OBJECTIVES: In the face of all-hazards preparedness challenges, local and state health department personnel have to date lacked a discrete set of legally and ethically informed public health principles to guide the distribution of scarce resources in crisis settings. To help address this gap, we convened a Summit of academic and practice experts to develop a set of principles for legally and ethically sound public health resource triage decision-making in emergencies. METHODS: The invitation-only Summit, held in Washington, D.C., on June 29, 2006, assembled 20 experts from a combination of academic institutions and nonacademic leadership, policy, and practice settings. The Summit featured a tabletop exercise designed to highlight resource scarcity challenges in a public health infectious disease emergency. This exercise served as a springboard for Summit participants' subsequent identification of 10 public health emergency resource allocation principles through an iterative process. RESULTS: The final product of the Summit was a set of 10 principles to guide allocation decisions involving scarce resources in public health emergencies. The principles are grouped into three categories: obligations to community; balancing personal autonomy and community well-being/benefit; and good preparedness practice. CONCLUSIONS: The 10 Summit-derived principles represent an attempt to link law, ethics, and real-world public health emergency resource allocation practices, and can serve as a useful starting framework to guide further systematic approaches and future research on addressing public health resource scarcity in an all-hazards context.

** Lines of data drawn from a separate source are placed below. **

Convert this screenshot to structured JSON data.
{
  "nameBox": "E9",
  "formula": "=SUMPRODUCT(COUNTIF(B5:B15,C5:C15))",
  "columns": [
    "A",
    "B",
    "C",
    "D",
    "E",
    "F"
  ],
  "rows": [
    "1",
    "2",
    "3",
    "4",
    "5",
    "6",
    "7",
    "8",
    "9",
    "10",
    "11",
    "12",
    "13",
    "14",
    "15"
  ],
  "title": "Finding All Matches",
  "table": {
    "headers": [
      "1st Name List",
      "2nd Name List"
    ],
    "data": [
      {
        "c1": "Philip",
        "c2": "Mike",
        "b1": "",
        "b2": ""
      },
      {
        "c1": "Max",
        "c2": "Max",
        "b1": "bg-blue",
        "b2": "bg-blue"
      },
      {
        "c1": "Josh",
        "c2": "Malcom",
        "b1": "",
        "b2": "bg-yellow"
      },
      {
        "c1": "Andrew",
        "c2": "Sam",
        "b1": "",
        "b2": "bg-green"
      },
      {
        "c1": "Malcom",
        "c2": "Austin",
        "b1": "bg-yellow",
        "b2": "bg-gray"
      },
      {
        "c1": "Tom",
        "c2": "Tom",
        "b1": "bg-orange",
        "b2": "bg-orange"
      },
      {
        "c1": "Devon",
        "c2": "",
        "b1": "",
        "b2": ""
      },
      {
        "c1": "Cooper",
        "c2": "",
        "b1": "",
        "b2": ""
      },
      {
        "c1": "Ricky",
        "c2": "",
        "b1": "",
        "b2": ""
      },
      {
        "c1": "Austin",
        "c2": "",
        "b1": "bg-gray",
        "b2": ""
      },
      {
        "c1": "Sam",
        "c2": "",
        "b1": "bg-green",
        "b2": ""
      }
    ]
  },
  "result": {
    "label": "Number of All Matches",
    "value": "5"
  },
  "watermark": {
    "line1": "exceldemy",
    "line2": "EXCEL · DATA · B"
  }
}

LR: 20110302; GR: U90/CCU324236-04/CC/CDC HHS/United States; JID: 9716844; RF: 27; OID: NLM: PMC2646457; ppublish